Film / The Human Condition
Kaji, the "hero."

"Life and death...
Hope and despair...
Love and truth...
All torn to shreds by war."
- Trailer

Released in 6 acts over 3 entries, The Human Condition is considered Masaki Kobayashi's greatest work: an epic humanist tragedy, nearly 10 hours in length, set against World War II Japan. The production was directly adapted from a six-volume novel by Junpei Gomikawa, and also drew from Kobayashi's own experience as a pacifist attempting to survive in WWII Japan.

The film centers on Kaji (played by Tatsuya Nakadai), a smitten scholar with strong convictions in pacifism and socialism. The film presents Kaji attempting to retain his life and soul through various moral and ethical trials - all the while trying to get back to the woman he loves.

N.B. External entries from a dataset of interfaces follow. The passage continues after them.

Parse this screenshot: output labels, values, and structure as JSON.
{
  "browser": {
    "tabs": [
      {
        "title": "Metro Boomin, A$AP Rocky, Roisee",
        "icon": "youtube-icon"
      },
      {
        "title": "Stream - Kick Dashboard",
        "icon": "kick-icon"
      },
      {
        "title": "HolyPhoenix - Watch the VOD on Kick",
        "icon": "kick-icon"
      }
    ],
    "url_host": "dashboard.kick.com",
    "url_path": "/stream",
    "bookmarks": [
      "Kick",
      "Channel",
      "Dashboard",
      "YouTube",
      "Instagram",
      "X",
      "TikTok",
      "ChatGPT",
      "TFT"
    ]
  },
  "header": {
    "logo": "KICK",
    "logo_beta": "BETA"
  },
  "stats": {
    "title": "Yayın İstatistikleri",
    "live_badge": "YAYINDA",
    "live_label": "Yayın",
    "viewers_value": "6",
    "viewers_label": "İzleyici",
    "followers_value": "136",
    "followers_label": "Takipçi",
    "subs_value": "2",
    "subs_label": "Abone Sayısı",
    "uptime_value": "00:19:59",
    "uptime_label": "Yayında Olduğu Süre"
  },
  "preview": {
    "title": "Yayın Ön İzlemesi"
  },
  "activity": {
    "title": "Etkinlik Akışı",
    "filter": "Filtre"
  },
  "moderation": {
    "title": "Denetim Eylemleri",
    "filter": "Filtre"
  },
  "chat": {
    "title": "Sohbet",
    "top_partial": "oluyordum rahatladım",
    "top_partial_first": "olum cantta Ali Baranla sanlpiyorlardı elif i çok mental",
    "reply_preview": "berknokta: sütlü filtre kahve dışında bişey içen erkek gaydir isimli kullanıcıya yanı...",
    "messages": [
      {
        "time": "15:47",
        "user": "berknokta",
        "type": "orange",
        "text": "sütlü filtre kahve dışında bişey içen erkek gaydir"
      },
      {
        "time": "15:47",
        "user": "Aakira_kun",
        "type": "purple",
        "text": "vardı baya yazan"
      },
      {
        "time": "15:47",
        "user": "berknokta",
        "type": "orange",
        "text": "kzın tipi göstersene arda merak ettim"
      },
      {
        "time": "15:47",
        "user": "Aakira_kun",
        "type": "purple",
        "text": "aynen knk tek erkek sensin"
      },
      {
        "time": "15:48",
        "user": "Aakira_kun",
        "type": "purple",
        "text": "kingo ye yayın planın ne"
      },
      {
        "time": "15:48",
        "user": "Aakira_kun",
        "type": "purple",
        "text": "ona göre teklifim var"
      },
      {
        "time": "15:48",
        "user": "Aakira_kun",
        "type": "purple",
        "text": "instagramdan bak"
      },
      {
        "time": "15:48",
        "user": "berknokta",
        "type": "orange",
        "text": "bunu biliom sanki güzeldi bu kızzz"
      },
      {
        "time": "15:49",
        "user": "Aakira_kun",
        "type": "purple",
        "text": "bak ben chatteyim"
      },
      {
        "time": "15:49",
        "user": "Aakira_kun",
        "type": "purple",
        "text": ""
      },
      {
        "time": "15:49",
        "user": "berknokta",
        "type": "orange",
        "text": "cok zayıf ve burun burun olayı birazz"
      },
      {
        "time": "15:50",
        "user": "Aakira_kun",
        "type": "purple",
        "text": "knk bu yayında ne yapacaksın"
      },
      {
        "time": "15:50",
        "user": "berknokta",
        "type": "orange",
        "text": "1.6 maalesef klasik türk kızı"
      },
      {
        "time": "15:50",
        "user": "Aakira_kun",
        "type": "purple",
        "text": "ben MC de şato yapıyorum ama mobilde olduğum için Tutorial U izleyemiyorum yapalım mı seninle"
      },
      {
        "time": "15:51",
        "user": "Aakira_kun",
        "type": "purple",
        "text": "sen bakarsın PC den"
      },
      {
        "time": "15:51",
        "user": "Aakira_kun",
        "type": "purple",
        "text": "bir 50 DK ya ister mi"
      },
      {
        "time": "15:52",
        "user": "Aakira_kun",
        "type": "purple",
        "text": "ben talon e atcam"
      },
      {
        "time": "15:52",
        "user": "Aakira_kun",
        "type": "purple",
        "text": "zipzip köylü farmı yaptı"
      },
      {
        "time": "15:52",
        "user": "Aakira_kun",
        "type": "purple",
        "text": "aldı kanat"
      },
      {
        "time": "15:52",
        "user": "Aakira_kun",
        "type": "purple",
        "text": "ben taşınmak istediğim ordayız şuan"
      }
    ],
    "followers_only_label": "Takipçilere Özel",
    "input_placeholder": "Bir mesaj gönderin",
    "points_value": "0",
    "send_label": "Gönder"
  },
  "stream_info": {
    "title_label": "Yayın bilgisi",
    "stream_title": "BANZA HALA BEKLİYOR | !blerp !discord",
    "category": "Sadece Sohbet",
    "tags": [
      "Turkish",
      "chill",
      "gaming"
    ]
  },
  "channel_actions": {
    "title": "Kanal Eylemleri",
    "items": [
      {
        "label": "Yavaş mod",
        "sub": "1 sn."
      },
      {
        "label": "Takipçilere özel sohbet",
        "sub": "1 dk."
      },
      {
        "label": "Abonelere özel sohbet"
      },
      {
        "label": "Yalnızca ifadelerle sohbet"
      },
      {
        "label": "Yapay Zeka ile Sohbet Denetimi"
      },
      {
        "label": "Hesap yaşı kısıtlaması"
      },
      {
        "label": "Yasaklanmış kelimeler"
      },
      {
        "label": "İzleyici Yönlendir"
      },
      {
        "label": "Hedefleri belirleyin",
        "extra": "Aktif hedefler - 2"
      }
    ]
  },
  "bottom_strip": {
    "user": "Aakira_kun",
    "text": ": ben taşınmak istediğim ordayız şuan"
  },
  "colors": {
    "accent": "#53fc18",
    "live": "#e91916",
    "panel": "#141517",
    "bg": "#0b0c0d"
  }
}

This film is notoriously painful to watch, due to its crushing theme and atmosphere. It is often considered, however, as the greatest singular piece of Japanese cinema ever created for its all-encompassing scope, its incredible ability to utterly dehumanize humanity and its incredible character development.note 

The Human condition has 3 entries:

  • The Human Condition I: No Greater Love (1959)
  • The Human Condition II: Road to Eternity (1959)
  • The Human Condition III: A Soldier's Prayer (1961)

Tropes featured in the film:

  • Anti-Hero: Mostly of the type Knight in Sour Armor in Kaji near the end of the film.
  • Being Good Sucks: Kaji is often the only one willing to be altruistic, and hes has to fight an uphill battle trying to defend people's rights.
  • Humans Are Bastards: Even though Kaji risks himself to help others, nearly everyone else is willing to push him aside for a bag of rice.
  • The Idealist: Kaji, of the wide-eyed kind at the beginning.
  • Inherent in the System: Nearly everyone is self-serving - implying that in a crisis situation where civilization is collapsing the masses will do anything; morality no longer exists.